### EXERCISE AIM
An exact copy of the lines from the one containing "Convert this screenshot" through the last line below is required; include both of those lines and no others.

§ §

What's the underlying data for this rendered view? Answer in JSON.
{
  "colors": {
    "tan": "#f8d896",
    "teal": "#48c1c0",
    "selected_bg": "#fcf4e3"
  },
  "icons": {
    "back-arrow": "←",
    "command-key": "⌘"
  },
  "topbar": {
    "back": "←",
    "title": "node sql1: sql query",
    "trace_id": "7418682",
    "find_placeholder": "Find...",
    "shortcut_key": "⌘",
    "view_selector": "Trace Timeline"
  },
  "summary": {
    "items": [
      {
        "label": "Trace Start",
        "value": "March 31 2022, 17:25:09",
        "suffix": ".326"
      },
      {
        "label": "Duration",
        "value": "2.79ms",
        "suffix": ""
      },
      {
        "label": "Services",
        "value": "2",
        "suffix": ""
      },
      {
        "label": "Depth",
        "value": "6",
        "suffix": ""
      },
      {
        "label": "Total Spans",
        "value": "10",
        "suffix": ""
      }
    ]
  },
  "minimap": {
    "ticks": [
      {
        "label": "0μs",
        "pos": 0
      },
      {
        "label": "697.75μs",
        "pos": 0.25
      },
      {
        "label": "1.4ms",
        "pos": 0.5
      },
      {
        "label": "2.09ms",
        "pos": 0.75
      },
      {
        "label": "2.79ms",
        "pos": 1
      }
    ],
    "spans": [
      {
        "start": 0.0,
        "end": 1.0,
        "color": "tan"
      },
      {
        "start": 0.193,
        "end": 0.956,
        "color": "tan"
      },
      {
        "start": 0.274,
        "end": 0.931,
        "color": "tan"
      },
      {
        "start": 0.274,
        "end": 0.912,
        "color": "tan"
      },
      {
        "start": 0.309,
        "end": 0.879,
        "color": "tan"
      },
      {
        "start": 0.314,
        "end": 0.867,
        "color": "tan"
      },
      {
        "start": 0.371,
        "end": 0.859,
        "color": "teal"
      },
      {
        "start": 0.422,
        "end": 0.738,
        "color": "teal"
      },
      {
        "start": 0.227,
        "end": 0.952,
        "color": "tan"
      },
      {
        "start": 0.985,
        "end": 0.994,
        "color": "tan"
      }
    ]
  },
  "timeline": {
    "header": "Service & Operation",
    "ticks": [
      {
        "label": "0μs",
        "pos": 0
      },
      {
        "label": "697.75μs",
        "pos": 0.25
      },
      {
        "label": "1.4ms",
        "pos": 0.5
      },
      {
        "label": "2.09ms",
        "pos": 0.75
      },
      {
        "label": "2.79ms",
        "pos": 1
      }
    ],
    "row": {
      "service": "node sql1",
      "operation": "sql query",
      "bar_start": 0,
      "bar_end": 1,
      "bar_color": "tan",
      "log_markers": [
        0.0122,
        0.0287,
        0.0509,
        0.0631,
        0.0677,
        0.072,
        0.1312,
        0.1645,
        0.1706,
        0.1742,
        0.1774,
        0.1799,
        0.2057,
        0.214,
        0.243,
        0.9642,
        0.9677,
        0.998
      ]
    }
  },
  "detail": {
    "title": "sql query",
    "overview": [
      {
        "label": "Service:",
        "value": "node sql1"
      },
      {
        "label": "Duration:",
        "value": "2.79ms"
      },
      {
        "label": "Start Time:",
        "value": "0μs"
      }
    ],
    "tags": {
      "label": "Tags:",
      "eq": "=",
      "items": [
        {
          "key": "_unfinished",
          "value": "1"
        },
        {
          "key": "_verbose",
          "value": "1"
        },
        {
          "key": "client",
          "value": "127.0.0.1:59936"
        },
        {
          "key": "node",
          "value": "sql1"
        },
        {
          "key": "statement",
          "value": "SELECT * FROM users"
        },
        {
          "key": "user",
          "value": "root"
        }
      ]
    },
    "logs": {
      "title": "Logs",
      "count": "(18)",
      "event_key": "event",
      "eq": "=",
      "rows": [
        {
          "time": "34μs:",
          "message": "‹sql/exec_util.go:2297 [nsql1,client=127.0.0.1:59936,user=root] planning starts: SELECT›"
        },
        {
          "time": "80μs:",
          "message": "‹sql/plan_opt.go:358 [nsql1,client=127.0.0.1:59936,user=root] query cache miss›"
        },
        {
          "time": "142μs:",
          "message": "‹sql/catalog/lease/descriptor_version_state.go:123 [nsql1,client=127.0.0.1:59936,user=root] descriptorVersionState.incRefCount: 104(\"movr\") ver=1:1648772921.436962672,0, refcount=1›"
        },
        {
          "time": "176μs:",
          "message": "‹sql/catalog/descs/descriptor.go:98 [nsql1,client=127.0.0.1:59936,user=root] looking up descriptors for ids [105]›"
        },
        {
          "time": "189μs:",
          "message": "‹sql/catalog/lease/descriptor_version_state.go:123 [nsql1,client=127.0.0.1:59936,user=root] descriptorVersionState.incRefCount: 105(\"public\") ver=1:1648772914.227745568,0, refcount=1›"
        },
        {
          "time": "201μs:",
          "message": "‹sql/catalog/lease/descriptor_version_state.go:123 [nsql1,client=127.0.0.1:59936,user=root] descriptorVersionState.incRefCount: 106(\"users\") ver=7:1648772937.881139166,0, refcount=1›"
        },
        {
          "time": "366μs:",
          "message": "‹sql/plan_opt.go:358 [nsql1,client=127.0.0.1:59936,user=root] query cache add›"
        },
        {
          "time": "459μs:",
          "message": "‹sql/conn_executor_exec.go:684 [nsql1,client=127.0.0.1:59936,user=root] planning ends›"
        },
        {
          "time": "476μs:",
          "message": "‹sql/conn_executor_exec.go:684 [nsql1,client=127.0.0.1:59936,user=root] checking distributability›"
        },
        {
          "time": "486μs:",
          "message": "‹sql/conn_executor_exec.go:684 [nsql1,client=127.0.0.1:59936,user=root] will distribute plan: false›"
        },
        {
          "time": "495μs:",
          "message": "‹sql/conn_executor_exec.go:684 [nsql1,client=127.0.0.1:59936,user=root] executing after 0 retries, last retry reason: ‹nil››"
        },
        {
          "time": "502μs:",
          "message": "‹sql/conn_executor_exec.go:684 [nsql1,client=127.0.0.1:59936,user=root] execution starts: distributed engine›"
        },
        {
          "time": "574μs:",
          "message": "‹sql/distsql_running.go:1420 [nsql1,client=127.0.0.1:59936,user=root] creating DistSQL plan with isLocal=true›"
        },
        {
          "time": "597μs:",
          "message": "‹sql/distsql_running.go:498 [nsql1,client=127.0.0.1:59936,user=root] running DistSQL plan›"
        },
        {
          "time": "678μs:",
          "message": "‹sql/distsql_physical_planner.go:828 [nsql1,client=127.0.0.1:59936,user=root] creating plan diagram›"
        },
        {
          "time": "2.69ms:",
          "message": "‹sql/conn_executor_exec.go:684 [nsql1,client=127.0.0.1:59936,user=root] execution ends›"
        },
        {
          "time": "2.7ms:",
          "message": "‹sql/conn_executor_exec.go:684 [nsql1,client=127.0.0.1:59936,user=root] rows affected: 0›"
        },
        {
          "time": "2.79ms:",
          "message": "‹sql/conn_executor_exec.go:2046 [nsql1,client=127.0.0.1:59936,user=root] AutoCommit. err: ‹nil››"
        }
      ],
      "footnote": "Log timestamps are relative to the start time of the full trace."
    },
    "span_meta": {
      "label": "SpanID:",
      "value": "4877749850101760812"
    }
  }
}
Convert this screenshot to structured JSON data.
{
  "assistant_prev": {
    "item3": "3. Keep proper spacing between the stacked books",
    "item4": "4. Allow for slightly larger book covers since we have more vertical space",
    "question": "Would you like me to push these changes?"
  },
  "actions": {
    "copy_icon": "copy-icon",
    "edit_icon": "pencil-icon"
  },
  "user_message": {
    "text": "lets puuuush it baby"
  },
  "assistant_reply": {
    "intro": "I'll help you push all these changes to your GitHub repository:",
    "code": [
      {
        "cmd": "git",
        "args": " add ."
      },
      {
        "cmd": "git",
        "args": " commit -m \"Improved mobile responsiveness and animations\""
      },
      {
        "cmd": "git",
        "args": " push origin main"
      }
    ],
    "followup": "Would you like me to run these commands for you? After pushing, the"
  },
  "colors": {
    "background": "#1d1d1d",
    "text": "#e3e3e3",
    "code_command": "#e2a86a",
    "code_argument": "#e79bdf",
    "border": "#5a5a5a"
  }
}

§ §

### YOUR SOLUTION
Convert this screenshot to structured JSON data.
{
  "assistant_prev": {
    "item3": "3. Keep proper spacing between the stacked books",
    "item4": "4. Allow for slightly larger book covers since we have more vertical space",
    "question": "Would you like me to push these changes?"
  },
  "actions": {
    "copy_icon": "copy-icon",
    "edit_icon": "pencil-icon"
  },
  "user_message": {
    "text": "lets puuuush it baby"
  },
  "assistant_reply": {
    "intro": "I'll help you push all these changes to your GitHub repository:",
    "code": [
      {
        "cmd": "git",
        "args": " add ."
      },
      {
        "cmd": "git",
        "args": " commit -m \"Improved mobile responsiveness and animations\""
      },
      {
        "cmd": "git",
        "args": " push origin main"
      }
    ],
    "followup": "Would you like me to run these commands for you? After pushing, the"
  },
  "colors": {
    "background": "#1d1d1d",
    "text": "#e3e3e3",
    "code_command": "#e2a86a",
    "code_argument": "#e79bdf",
    "border": "#5a5a5a"
  }
}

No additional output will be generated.